June 3, 2011–September 3, 2011
The first collected edition of William Shakespeare’s plays is a celebrated volume known as the "First Folio." The First Folio earned its iconic status in part because it contains the plays of an author widely regarded as the world’s greatest playwright and because it is the first edition and sole source for half of those plays. Without the First Folio, we might not have such plays as Julius Caesar, Macbeth, and The Tempest. The Folio has been prized by both scholars and collectors. Scholars studied its text letter-by-letter; collectors drove its sales and increased its price. By the nineteenth century, it was so highly regarded that lists and censuses of copies were compiled; most Folios were rebound and repaired; and facsimile editions were produced for those who could not afford the real thing. As the First Folio gained prestige and copies traded hands through auctions and book dealers, the book spread around the globe. Copies can now be found as far from England as Japan and Australia. Over a third of the world’s copies reside within the walls of the Folger Shakespeare Library, having been collected by Henry Clay Folger between 1893 and 1928.
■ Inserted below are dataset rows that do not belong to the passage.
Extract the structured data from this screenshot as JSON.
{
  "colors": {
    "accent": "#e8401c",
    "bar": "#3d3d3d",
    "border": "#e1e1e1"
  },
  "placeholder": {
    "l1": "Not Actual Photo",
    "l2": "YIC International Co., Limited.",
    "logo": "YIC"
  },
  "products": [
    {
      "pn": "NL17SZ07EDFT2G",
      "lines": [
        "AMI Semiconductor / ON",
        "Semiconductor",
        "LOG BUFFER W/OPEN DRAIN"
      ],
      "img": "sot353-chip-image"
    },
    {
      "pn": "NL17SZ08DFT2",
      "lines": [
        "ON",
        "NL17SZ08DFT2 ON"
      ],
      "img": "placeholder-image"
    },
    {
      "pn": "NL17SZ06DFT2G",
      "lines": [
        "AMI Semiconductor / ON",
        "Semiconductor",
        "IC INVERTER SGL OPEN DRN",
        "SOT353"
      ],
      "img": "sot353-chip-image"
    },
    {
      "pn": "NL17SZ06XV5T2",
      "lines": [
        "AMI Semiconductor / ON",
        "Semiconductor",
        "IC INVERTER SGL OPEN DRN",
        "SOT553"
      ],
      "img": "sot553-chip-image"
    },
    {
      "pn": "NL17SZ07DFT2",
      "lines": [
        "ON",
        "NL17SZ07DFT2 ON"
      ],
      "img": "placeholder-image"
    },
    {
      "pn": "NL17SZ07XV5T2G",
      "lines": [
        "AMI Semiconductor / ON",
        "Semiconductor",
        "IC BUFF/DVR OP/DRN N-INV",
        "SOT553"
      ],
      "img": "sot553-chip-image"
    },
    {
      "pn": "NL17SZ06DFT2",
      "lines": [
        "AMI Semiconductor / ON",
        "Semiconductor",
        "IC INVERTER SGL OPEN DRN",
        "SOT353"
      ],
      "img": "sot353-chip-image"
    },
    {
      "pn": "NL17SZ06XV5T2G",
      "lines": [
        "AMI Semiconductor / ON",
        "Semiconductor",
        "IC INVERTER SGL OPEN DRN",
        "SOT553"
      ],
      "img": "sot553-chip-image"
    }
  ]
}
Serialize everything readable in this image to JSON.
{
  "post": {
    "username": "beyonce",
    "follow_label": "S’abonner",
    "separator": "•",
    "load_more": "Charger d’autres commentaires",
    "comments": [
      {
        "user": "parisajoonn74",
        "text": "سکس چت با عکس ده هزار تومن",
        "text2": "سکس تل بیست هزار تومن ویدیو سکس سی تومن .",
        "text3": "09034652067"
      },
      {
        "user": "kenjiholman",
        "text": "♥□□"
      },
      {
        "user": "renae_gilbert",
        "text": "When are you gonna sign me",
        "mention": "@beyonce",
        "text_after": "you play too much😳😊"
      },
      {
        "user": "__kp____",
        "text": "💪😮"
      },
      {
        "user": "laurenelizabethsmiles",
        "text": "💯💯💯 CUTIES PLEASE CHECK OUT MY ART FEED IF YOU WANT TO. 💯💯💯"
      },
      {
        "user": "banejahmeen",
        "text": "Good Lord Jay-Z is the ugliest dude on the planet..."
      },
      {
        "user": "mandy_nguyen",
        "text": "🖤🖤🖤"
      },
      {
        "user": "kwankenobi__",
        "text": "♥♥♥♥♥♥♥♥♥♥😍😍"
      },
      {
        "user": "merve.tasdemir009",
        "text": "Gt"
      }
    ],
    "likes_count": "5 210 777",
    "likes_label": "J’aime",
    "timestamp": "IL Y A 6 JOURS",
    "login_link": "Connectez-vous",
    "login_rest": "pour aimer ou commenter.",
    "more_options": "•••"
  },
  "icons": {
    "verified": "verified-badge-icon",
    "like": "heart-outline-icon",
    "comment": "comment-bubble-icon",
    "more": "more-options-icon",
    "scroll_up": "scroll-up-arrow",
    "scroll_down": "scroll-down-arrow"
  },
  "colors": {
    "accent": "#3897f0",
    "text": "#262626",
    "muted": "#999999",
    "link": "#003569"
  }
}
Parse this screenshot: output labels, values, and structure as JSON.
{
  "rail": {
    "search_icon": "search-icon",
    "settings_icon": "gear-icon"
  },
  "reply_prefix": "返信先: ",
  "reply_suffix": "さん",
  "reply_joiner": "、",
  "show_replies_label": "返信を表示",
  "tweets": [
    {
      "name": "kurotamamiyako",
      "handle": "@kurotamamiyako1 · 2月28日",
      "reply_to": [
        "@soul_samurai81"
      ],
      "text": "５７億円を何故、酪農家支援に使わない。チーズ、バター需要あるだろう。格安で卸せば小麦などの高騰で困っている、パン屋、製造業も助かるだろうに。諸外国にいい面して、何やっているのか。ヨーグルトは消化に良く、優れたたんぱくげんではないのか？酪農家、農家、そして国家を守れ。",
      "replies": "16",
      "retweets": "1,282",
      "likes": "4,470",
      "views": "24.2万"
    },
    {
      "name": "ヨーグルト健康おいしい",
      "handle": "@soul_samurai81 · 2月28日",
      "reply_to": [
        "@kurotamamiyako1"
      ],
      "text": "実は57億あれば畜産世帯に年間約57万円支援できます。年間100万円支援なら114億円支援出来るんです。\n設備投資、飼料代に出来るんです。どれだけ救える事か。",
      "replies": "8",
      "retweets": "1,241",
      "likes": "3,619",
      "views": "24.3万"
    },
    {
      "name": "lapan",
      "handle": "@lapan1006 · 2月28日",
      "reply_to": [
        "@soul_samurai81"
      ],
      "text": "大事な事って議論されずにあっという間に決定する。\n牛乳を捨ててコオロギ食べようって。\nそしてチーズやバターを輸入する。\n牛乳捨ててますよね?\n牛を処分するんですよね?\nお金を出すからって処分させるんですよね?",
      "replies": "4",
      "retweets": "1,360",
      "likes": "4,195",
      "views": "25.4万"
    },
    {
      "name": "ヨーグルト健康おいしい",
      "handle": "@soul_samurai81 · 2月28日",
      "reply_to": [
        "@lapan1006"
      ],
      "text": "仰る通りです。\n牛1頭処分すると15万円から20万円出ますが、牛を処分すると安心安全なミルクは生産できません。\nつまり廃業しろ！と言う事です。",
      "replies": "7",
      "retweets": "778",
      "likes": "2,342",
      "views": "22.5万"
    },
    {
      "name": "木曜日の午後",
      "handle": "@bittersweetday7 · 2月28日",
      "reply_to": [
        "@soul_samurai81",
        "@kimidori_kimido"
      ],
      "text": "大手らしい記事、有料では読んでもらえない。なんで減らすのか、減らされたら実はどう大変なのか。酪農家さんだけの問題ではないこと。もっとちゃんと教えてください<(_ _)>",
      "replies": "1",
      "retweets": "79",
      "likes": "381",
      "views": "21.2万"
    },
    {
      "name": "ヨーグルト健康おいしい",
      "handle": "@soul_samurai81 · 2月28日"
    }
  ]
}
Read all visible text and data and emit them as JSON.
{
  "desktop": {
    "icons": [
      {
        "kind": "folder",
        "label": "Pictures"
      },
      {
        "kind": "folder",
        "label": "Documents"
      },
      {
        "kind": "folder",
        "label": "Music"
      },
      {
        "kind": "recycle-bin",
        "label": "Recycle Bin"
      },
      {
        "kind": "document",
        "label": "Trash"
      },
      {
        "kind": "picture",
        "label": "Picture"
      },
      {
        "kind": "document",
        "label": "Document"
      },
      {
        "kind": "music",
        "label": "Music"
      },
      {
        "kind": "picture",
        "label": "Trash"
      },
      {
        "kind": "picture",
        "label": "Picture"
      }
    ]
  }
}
Although not a particularly rare book compared to other seventeenth century publications, good copies can command millions of dollars at auction; its high value, in turn, has encouraged theft. This website and the exhibition it accompanies explore the colorful history of the First Folio, from its modest beginnings in the seventeenth century to stories of theft and recovery of an idolized book, recounting how it came to mean so much across cultures and continents.